Morrisons insists it's business as usual despite strike action
Matt Browning
Written By:
Matt Browning

Morrisons has said there will be no major disruptions for its customers, despite its staff going on strike.

Almost 1,000 Morrisons warehouse staff have taken strike action in a dispute over their pension contributions.

The strike will take place until 5am on Saturday 26 May for staff at two site locations in Gadbrook and Wakefield, located in Cheshire and West Yorkshire respectively.

Ahead of the bank holiday weekend, Adrian Jones, Unite national officer, believes “the strike action will inevitably cause shortages and empty shelves across Morrisons stores”.

However, a Morrisons spokesperson told YourMoney.com there would be minimal difference in deliveries or stock in the impacted areas or indeed the rest of the UK.

‘Suppliers and partners will not be significantly affected’

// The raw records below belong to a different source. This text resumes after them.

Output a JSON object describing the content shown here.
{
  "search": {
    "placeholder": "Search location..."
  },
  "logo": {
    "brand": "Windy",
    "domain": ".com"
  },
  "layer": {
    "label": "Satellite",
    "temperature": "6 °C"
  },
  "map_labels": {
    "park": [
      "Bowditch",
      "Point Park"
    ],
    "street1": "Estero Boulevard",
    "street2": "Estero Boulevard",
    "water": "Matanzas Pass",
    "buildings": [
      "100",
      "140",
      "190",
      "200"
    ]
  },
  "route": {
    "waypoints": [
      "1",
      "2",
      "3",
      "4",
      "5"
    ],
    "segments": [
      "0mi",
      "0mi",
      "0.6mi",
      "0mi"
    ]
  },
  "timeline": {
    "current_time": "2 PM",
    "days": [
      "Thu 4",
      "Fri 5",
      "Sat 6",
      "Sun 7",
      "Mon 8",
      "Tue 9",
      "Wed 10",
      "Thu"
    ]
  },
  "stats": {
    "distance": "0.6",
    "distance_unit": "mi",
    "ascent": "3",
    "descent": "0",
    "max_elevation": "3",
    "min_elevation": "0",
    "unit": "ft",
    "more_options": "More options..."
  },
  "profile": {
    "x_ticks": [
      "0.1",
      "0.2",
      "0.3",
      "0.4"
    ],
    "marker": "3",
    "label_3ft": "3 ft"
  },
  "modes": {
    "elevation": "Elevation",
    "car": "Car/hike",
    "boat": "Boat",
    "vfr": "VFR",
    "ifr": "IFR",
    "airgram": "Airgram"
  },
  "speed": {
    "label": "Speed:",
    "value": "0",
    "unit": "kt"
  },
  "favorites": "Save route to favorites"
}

The retailer said: “The two affected depots at Gadbrook and Wakefield are open but operating at a reduced capacity. We have put in place detailed contingency plans across the business and are confident that our customers, stores, suppliers and partners will not be significantly affected.”

A mix of cooks, administrators and stock controllers have taken the decision to go on strike over changes to their pension contributions, which Unite claims will leave employees “£500 worse off”.

A new policy from the supermarket saw its own contributions to its employees’ pension pots go down from 5% to 4%. Up until March this year, Morrisons would take the lion’s share of the 8% contribution, with staff paying just 3%.

Union slams changes to pension deal

On the dispute between Morrisons and its staff, Sharon Graham, Unite general secretary, said: “Unite is focused on our members’ jobs, pay and conditions, and these unmerited changes to workers’ pensions will leave our members worse off every month.

“Unite will not stand for such behaviour from any employer, let alone one like Morrisons who is raking in massive profits in the midst of a cost-of-living crisis. Its flagrant profiteering and then cutting our members’ take-home pay is a disgrace.”

A resolution has not yet been reached, and Morrisons insisted “we remain open to further dialogue with the union”.

A Morrisons spokesperson added: “We have made a number of new proposals to Unite, including a 9% pay award, a new Service Award scheme and improvements to the planned future Pension Scheme changes.

“Disappointingly, Unite has chosen to reject these new proposals without putting them to its members, and instead are continuing with strike action at two out of our seven logistics sites, initially over three days.”

Read all the latest supermarket deals on our ‘best of British aisles‘ round-up.